Oklahoma’s hopeful rec pot initiative fails to garner enough support to end statewide cannabis prohibition.
The fight for nationwide decriminalization of cannabis suffered a setback Tuesday, when Oklahoma voters rejected a measure that would have decriminalized marijuana. With 100 percent of the state’s 1,982 precincts reporting, State Question 820 was voted down by a final ratio of 61.68 percent opposed to 38.32 percent in favor.
For some time now, the momentum toward federal legalization has been seemingly gathering steam—in the past year alone, Missouri and Maryland have voted to decriminalize marijuana, while Mississippi began its own medical cannabis program. These states represent a portion of the 21 states, two territories and the District of Columbia, all of which have opted for legalized adult-use/recreational marijuana, as well as the 37 states, three territories and the District of Columbia, which have medical cannabis programs in place.
However, with this latest blow to the anti-prohibition movement, Oklahoma joins Arkansas, North Dakota and South Dakota, where ballot measures aiming for legalization suffered similar fates.

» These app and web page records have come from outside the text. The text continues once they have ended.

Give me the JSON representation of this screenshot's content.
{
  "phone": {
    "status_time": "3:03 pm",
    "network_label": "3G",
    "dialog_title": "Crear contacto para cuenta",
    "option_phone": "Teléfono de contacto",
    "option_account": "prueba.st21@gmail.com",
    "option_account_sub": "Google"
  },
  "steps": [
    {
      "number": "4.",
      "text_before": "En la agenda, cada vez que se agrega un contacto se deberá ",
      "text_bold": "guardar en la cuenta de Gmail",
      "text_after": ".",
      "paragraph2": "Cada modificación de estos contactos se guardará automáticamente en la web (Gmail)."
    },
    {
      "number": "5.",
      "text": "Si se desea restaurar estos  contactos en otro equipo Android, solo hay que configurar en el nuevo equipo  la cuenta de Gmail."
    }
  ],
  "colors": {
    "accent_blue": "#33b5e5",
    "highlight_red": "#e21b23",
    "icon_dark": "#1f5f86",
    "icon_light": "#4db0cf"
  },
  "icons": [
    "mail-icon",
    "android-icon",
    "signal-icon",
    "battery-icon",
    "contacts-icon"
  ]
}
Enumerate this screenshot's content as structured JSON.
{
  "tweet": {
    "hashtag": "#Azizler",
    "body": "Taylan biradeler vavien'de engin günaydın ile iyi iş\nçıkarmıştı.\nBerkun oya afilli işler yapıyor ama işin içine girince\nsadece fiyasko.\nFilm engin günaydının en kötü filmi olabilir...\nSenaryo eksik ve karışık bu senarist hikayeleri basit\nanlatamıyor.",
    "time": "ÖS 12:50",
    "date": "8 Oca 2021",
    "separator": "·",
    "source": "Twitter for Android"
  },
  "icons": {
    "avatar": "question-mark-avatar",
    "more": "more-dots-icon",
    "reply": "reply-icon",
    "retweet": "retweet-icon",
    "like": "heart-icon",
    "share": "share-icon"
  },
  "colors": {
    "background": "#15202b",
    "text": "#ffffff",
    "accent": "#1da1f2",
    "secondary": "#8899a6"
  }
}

Fortunately, for the time being, there do not appear to be any adverse effects on Oklahoma’s nearly 400,000 enrolled patients enrolled in the state’s medical cannabis program. However, there is some concern that in light of the defeat, a case for tougher regulations could gain traction.